CNC machining is a revolutionary manufacturing process that employs computer numerical control to produce precise and complex parts. It enables manufacturers to create intricate designs with high accuracy and repeatability. However, when it comes to selecting the right material for CNC machining, factors such as durability, cost-effectiveness, and performance play a vital role. In this article, we will focus on two commonly used materials in CNC machining: cast iron and steel.

The Difference Between Cast Iron and Steel:
Cast iron and steel are both alloys of iron and carbon but vary significantly in their composition and properties. These differences arise due to variations in the percentage of carbon and other alloying elements added during manufacturing. Let's explore the contrasts between cast iron and steel:

1. Composition:
Cast Iron: Primarily composed of iron (≥2% carbon), along with small amounts of silicon, manganese, sulfur, and phosphorus.
Steel: Contains less than 2% carbon, with additional elements like chromium, nickel, or molybdenum for enhanced strength and corrosion resistance.

2. Mechanical Properties:
Cast Iron: Known for its excellent tensile strength, hardness, wear resistance, and ability to absorb vibration effectively. However, it is relatively brittle, making it prone to cracking or breaking under heavy loads or impact.
Steel: Exhibits higher ductility, toughness, and elasticity compared to cast iron. It can withstand extensive deformation without fracturing, which makes it suitable for load-bearing applications.

3. Machinability:
Cast Iron: Due to its inherent brittleness, cast iron tends to chip rather than form continuous chips during machining. However, when machined properly, it offers good dimensional stability and precision.
Steel: Offers superior machinability with improved chip formation, resulting in smoother finishes. Its lower friction coefficient leads to reduced tool wear and extended tool life, benefiting the overall machining process.

4. Corrosion Resistance:
Cast Iron: Susceptible to rust and corrosion due to its high carbon content. However, certain types of cast iron, such as ductile or alloyed cast iron, exhibit improved resistance against corrosion.
Steel: Depending on the composition, steel can exhibit varying degrees of corrosion resistance. Stainless steel, for example, contains 10-20% chromium and provides excellent resistance to oxidation and environmental factors.

Applications of Cast Iron and Steel in CNC Machining:
1. Cast Iron:
- Engine components: Cylinder heads, pistons, engine blocks
- Machine tool structures: Bedplates, lathe beds, milling machine bases
- Wear-resistant parts: Casting molds, gears, brake discs

2. Steel:
- Automotive industry: Crankshafts, camshafts, transmission components
- Aerospace applications: Landing gear components, turbine blades, structural parts

- Construction sector: Structural beams, reinforcement bars, fasteners
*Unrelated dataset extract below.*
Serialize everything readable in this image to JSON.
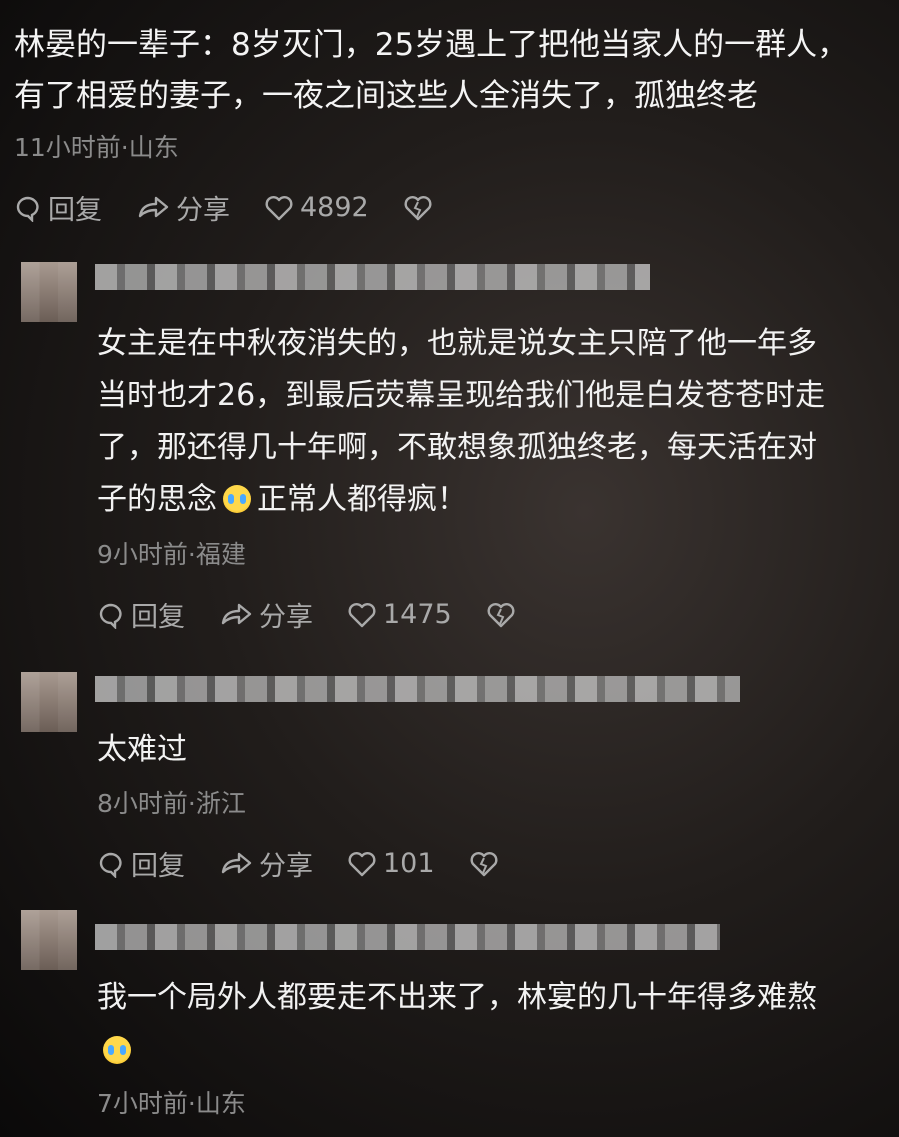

Conclusion:
Choosing between cast iron and steel for CNC machining depends on various factors such as mechanical properties, machinability, and specific application requirements. While cast iron offers exceptional hardness and wear resistance, steel provides higher strength, toughness, and corrosion resistance. Manufacturers must carefully evaluate these attributes to produce efficient and reliable parts using CNC machining techniques. By understanding the differences between cast iron and steel, companies can make informed decisions tailored to their particular needs, resulting in quality products that meet customer expectations. CNC Milling